21 Jun

Audacious 3.3 alpha

The default audio player of Lubuntu has get a new and revamped interface with lots of UI improvements, like the “lcd” screen, move the controls to a primary toolbar (better for use in Gnome), and a new genre column. Also, all these changes were added to the list:

  • the MPRIS2 plugin now supports seeking and getting/setting the volume
  • the search tool plugin is more inteligent and lets you search by artist, album and song title simultaneously and also, more info is displayed when searching
  • new search tool shortcut (CTRL + Y) using the GTK interface
  • partially re-written core output code
  • new “speed and pitch” plugin (replacing SndStretch)
  • fixed audio conversions so that bit-perfect playback for 16 and 24 bit audio files
  • GIO transport plugin enabled by default, supporting ftp://, sftp://, and smb:// URI protocols
  • the LIRC plugin has been re-added to Audacious (it was missing in the 3.x series)
  • a new output plugin has been added for OpenBSD’s sndio audio system
  • the OSSv3 output plugin has been removed
  • a global hotkey can be assigned to raise/focus Audacious
  • Audacious now only supports GTK3
If you want to install this update do this at the terminal:

sudo add-apt-repository ppa:webupd8team/unstable
sudo apt-get update
sudo apt-get install audacious

Via: WebUpd8.
11 Jun

LXPanel 0.5.10

Updates from LXDE blog:

Some weeks ago we gave you 0.5.9, this time some changes has been made to the plugins distributed with LXPanel and thus we put a new version for your feets. Given the translation status in this release a new version is very probably coming out soon as most languages did not get their strings to 100% done.

And the best, automatically passed through the GIT to the Ubuntu general repos., so this time you don’t have to wait. Also, small updates on PCManFM and its libraries also happened today. Great news, indeed. Thanks, brother, for the info.
06 Jun

Audacious 3.2.3

Interesting news for all Lubuntu users, because the default audio player of the distro, Audacious, has been update, but don’t think about big changes on the interface or such, this version solves the folowing bugs:

  • jump to song search results do not include songs not yet scanned for metadata (bug #91)
  • equalizer presets don’t survive app restart (bug #99)
  • add MimeType=inode/directory; to audacious.desktop (feature #102)
  • jump to song doesn’t respond to enter at the first place (bug #108)
  • HSP file causes segfault (bug #111)
  • ogg vorbis detection and linking issues (bug #113)
  • show song numbers and leading zeroes not adopted directly (bug #114)

Audacious will be updated soon on Lubuntu systems but, if you want to have them fixed now, you’ll need to install via the WebUpd8 PPA. Instructions (with a terminal):

sudo add-apt-repository ppa:nilarimogard/webupd8
sudo apt-get update
sudo apt-get install -y audacious audacious-plugins

Via Ubuntips.
01 Jun

LibreOffice speed update

Yesterday, the LibreOffice Foundation, posted about a really important update of his office solution suite.

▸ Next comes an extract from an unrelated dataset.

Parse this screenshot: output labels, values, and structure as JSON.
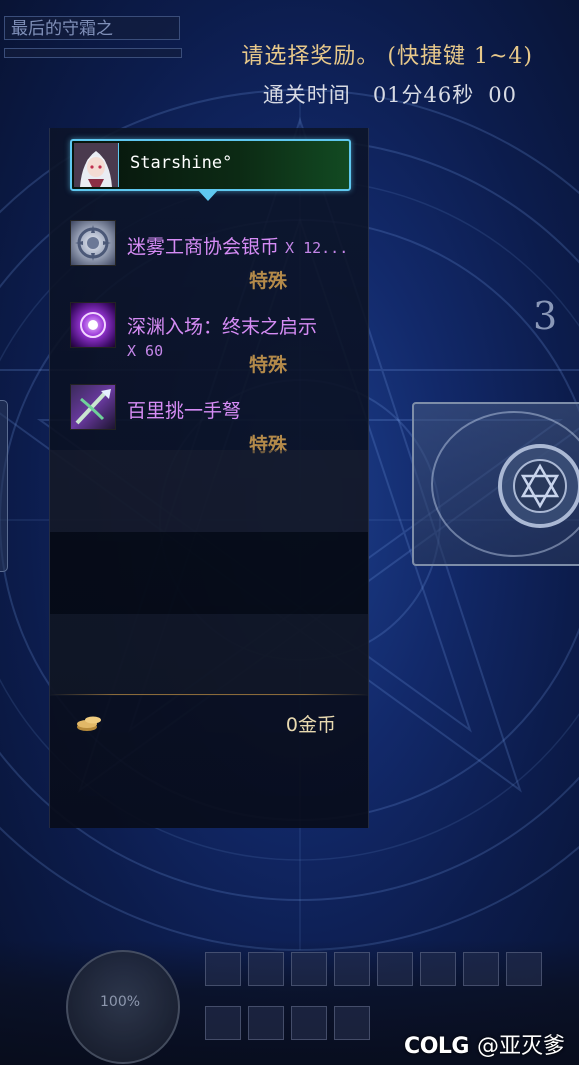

For every Linux user (including Lubuntu users who installed this) is highly recommendable to upgrade. The goal is achieving up to a 100% speed improvement. It’s indicated for low hardware spec computers and those who use Lubuntu as primary OS, specially when managing big files. To update up to the version 3.5.4 you’ll need to add the PPA, using a terminal, and do the magic:

sudo add-apt-repository ppa:libreoffice/ppa
sudo apt-get update
sudo apt-get upgrade

Read the full article at Linux Today.

[21:47 EDIT]

Thanks, Jason (see comments), for inspiring me to be more clear when posting. So here are my replies:

  • LibreOffice.org is not the official web for the suite, just a blog portal for news. The Document Foundation (owners of this fork) is who published the update. You can read the article. They are the makers of the suite
  • About the percentage, it’s obvious. Normaly you can afford an improvement of a 5 or 10%, but this time, speed was increased a 100% PLUS over the current loading speed, thus the resulting overall performance may be up to a 200%
  • About the PPA, well, this repository is maintained by those who later (after testing a few days) will upload to the general catalog of Ubuntu. So, if you don’t trust this PPA, you don’t trust Ubuntu coders. This is not a nightly, daily or testing PPA, it’s a release one

I think I’ve been clear enough. I’d never post nothing without verification. Or is this comment a troll itself?